“Don’t let the few that are not respectful get you down,” Bates continued, “because after all, this is what each of us in uniform and all those who have given the ultimate sacrifice have fought for; their opportunity to speak freely whether we agree, or disagree, with their content.”
Bates concluded his speech on a powerful note, guaranteeing that the generations of tomorrow will serve if called.
“Like every generation before, Americans will step forward and pay the ultimate sacrifice because they do know that freedom is not free,” Bates said.
After Bates’ speech, James Bloodhart was called for the Dedication of Columbarium, then Frank Sosa, the new commander for Post 28, gave his address.
Louis Brady and Jake Trujillo played taps, after numerous doves were released.
A benediction was provided by Post Chaplin Mark Rowland. Before his prayer, he mentioned veterans who served during the Cold War in Roswell and across the country, who also deserved some recognition.

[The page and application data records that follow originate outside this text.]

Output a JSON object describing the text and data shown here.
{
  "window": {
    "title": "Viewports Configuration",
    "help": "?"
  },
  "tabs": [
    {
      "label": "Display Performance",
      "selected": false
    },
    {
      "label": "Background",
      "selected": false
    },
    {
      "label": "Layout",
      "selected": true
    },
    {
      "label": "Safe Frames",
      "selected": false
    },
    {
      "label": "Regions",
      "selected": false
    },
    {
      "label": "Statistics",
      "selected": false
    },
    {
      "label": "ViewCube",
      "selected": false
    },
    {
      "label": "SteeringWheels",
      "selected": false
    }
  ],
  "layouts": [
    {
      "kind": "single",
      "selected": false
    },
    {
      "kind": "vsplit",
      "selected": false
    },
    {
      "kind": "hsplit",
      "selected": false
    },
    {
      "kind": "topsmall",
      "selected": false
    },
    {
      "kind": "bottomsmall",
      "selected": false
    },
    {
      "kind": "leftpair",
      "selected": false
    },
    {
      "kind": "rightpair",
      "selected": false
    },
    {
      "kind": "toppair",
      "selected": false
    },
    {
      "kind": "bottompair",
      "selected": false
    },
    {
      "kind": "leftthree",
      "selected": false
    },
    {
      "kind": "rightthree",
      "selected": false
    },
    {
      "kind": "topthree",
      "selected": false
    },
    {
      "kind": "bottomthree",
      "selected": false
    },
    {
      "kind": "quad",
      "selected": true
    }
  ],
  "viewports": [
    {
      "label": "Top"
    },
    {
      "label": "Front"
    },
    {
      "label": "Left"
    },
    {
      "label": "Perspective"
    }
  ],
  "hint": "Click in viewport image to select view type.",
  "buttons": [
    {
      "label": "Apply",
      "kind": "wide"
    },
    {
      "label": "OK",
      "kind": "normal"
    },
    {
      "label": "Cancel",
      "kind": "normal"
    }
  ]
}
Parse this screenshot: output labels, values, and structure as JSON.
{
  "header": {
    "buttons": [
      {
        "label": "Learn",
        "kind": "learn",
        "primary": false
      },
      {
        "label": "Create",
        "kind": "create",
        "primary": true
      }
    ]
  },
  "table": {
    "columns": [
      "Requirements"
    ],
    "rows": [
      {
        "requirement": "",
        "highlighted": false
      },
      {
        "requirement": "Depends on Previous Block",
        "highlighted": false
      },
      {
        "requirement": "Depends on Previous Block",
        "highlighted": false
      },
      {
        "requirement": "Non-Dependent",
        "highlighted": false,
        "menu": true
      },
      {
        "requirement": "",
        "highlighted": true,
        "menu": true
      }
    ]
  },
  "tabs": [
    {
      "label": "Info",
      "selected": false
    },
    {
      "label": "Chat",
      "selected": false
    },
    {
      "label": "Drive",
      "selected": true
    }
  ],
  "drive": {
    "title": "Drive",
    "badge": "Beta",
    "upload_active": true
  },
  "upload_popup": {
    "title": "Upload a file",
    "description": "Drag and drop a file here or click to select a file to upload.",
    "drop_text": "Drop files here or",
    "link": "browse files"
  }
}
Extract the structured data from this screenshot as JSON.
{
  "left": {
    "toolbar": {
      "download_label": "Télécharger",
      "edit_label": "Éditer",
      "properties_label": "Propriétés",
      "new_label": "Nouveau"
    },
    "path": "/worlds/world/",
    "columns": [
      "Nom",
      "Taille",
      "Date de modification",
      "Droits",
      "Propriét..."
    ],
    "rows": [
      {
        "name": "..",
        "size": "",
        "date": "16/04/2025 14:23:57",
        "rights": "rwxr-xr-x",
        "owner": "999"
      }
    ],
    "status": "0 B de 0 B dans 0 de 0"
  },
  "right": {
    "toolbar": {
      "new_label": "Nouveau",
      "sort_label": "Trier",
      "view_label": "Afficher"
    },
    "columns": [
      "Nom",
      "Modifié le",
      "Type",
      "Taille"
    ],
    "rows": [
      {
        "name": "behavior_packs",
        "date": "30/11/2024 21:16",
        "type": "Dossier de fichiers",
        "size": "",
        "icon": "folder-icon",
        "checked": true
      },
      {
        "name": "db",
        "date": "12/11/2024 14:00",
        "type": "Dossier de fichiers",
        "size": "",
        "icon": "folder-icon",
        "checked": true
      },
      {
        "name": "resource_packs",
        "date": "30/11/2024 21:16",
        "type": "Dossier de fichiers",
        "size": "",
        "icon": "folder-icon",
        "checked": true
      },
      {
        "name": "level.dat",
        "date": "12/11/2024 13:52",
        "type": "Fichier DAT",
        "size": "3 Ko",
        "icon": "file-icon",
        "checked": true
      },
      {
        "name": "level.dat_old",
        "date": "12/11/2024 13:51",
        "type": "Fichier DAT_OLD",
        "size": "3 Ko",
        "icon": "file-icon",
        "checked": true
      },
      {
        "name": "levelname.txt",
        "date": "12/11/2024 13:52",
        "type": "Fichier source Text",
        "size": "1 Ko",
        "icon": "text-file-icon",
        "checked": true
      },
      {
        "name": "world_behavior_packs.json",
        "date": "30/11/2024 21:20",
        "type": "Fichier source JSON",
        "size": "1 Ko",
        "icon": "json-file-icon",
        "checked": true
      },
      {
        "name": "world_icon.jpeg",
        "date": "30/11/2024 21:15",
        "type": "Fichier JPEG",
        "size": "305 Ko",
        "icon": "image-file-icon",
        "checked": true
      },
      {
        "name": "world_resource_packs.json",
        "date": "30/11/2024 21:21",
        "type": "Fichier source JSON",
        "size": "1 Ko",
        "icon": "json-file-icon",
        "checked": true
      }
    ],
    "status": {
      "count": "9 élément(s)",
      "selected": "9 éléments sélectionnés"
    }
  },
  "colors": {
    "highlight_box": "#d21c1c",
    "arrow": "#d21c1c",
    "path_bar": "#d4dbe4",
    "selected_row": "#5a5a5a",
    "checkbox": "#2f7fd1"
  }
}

In his prayer, he asked for God to “bless and strength those brave souls who selflessly given themselves without asking anything in return. We ask you to heal our wounded warriors who returned home in pain after they gave their all for this great land.”
The ceremony ended with the retiring of colors by the Roswell Veterans Honor Guard, which was led by Commander John Taylor.
Sosa concluded the ceremony by giving his closing remarks, saying Memorial Day is a “sacred” day.
“May God bless all MIAs, POWs and all veterans. May God bless each and every one of you and us, and may God bless the United States of America,” Sosa said.
General assignment reporter Katy Ross can be reached at 575-622-7710, ext. 311, or firstname.lastname@example.org.